### [Records to process]
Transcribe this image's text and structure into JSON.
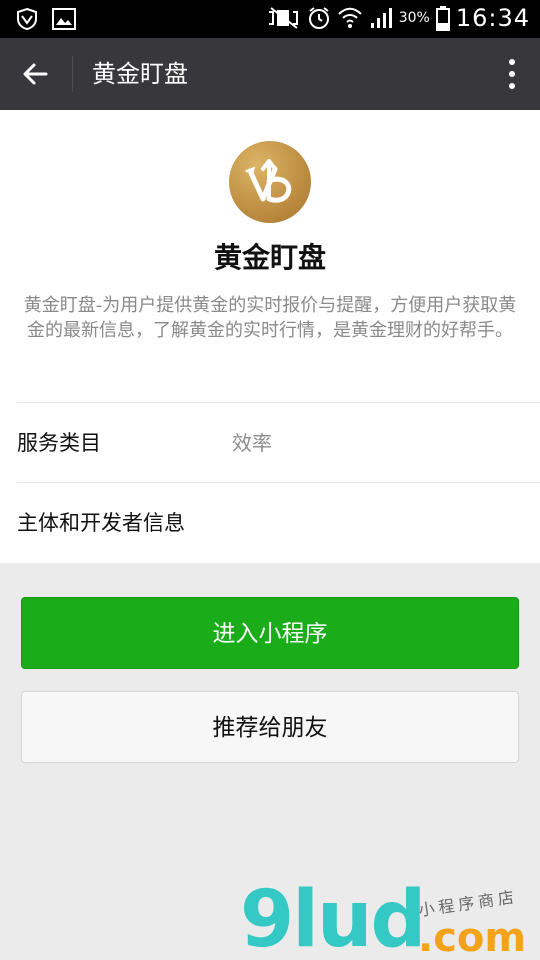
{
  "status_bar": {
    "battery": "30%",
    "time": "16:34",
    "icons": [
      "shield-icon",
      "image-icon",
      "nfc-vibrate-icon",
      "alarm-icon",
      "wifi-icon",
      "signal-icon",
      "battery-icon"
    ]
  },
  "app_bar": {
    "title": "黄金盯盘",
    "back_icon": "arrow-back-icon",
    "menu_icon": "more-vert-icon"
  },
  "mini_program": {
    "name": "黄金盯盘",
    "description": "黄金盯盘-为用户提供黄金的实时报价与提醒，方便用户获取黄金的最新信息，了解黄金的实时行情，是黄金理财的好帮手。",
    "logo_icon": "gold-logo-icon"
  },
  "info_rows": [
    {
      "label": "服务类目",
      "value": "效率"
    },
    {
      "label": "主体和开发者信息"
    }
  ],
  "actions": {
    "enter_label": "进入小程序",
    "share_label": "推荐给朋友"
  },
  "watermark": {
    "brand": "9lud",
    "domain": ".com",
    "tagline": "小程序商店"
  },
  "colors": {
    "app_bar": "#38373c",
    "primary": "#1aad19",
    "logo_gold": "#c59a48"
  }
}
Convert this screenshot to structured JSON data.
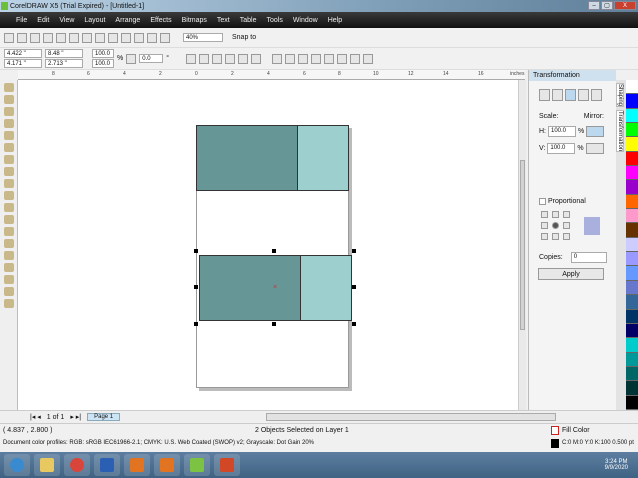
{
  "window": {
    "title": "CorelDRAW X5 (Trial Expired) - [Untitled-1]",
    "min": "–",
    "max": "▢",
    "close": "X"
  },
  "menu": [
    "File",
    "Edit",
    "View",
    "Layout",
    "Arrange",
    "Effects",
    "Bitmaps",
    "Text",
    "Table",
    "Tools",
    "Window",
    "Help"
  ],
  "toolbar": {
    "zoom": "40%",
    "snap": "Snap to"
  },
  "props": {
    "x": "4.422 \"",
    "y": "4.171 \"",
    "w": "8.48 \"",
    "h": "2.713 \"",
    "sx": "100.0",
    "sy": "100.0",
    "pct": "%",
    "rot": "0.0",
    "deg": "°"
  },
  "ruler": {
    "unit": "inches",
    "ticks": [
      "8",
      "6",
      "4",
      "2",
      "0",
      "2",
      "4",
      "6",
      "8",
      "10",
      "12",
      "14",
      "16"
    ]
  },
  "docker": {
    "title": "Transformation",
    "scale": "Scale:",
    "mirror": "Mirror:",
    "h_label": "H:",
    "h": "100.0",
    "v_label": "V:",
    "v": "100.0",
    "pct": "%",
    "proportional": "Proportional",
    "copies_label": "Copies:",
    "copies": "0",
    "apply": "Apply"
  },
  "tabs": [
    "Shaping",
    "Transformation"
  ],
  "palette": [
    "#ffffff",
    "#0000ff",
    "#00ffff",
    "#00ff00",
    "#ffff00",
    "#ff0000",
    "#ff00ff",
    "#9900cc",
    "#ff6600",
    "#ff99cc",
    "#663300",
    "#ccccff",
    "#9999ff",
    "#6699ff",
    "#6677cc",
    "#336699",
    "#003366",
    "#000066",
    "#00cccc",
    "#009999",
    "#006666",
    "#003333",
    "#000000"
  ],
  "pagebar": {
    "count": "1 of 1",
    "page": "Page 1"
  },
  "status": {
    "coords": "( 4.837 , 2.800 )",
    "selection": "2 Objects Selected on Layer 1",
    "fill": "Fill Color",
    "profile": "Document color profiles: RGB: sRGB IEC61966-2.1; CMYK: U.S. Web Coated (SWOP) v2; Grayscale: Dot Gain 20%",
    "outline": "C:0 M:0 Y:0 K:100  0.500 pt"
  },
  "taskbar": {
    "time": "3:24 PM",
    "date": "9/9/2020"
  }
}
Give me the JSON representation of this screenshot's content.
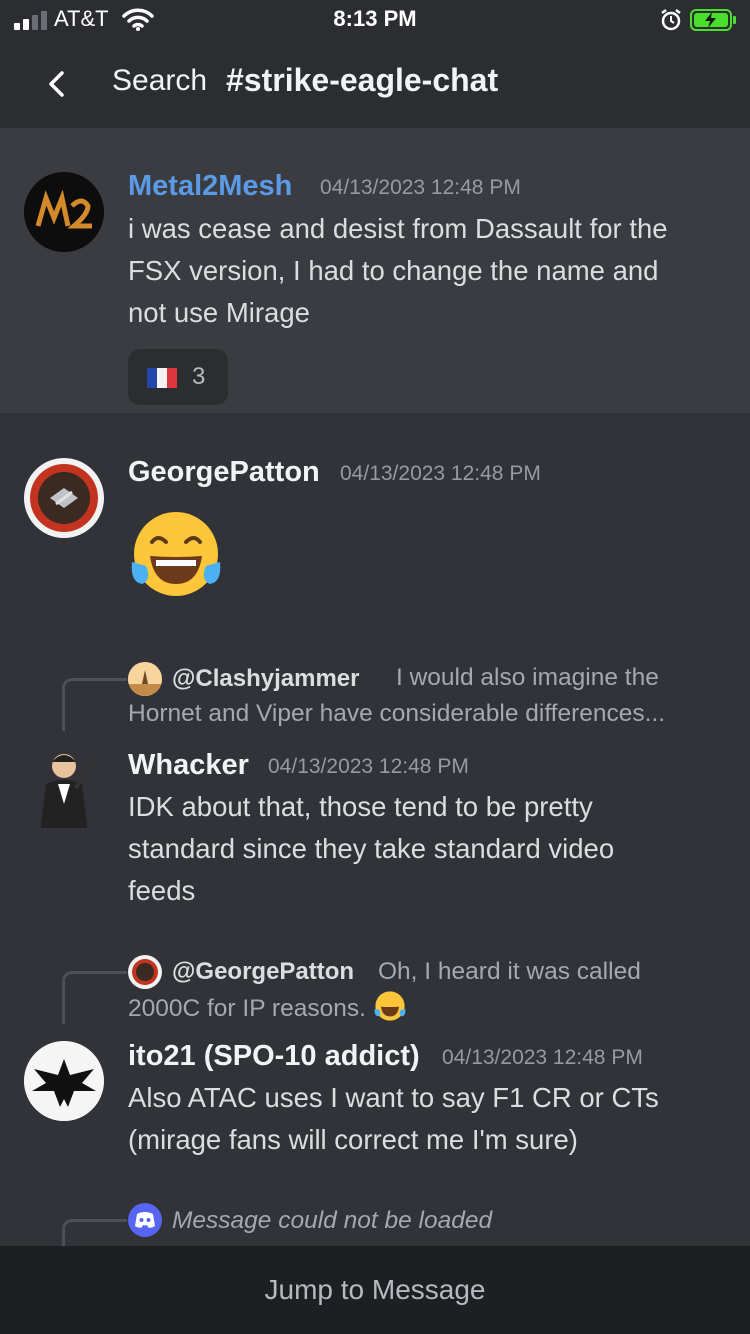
{
  "status_bar": {
    "carrier": "AT&T",
    "time": "8:13 PM",
    "battery_color": "#4ade2f"
  },
  "header": {
    "back_icon": "chevron-left-icon",
    "search_label": "Search",
    "channel_name": "#strike-eagle-chat"
  },
  "messages": [
    {
      "author": "Metal2Mesh",
      "author_color": "#5b9be6",
      "timestamp": "04/13/2023 12:48 PM",
      "lines": [
        "i was cease and desist from Dassault for the",
        "FSX version, I had to change the name and",
        "not use Mirage"
      ],
      "reaction": {
        "emoji": "french-flag-icon",
        "count": "3"
      },
      "highlighted": true
    },
    {
      "author": "GeorgePatton",
      "timestamp": "04/13/2023 12:48 PM",
      "emoji_only": "tears-of-joy-emoji"
    },
    {
      "reply_to": {
        "name": "@Clashyjammer",
        "lines": [
          "I would also imagine the",
          "Hornet and Viper have considerable differences..."
        ]
      },
      "author": "Whacker",
      "timestamp": "04/13/2023 12:48 PM",
      "lines": [
        "IDK about that, those tend to be pretty",
        "standard since they take standard video",
        "feeds"
      ]
    },
    {
      "reply_to": {
        "name": "@GeorgePatton",
        "lines": [
          "Oh, I heard it was called",
          "2000C for IP reasons."
        ]
      },
      "author": "ito21 (SPO-10 addict)",
      "timestamp": "04/13/2023 12:48 PM",
      "lines": [
        "Also ATAC uses I want to say F1 CR or CTs",
        "(mirage fans will correct me I'm sure)"
      ]
    },
    {
      "reply_to": {
        "text": "Message could not be loaded"
      }
    }
  ],
  "footer": {
    "jump_label": "Jump to Message"
  }
}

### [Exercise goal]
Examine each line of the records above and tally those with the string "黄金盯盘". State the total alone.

### [Task answer]
3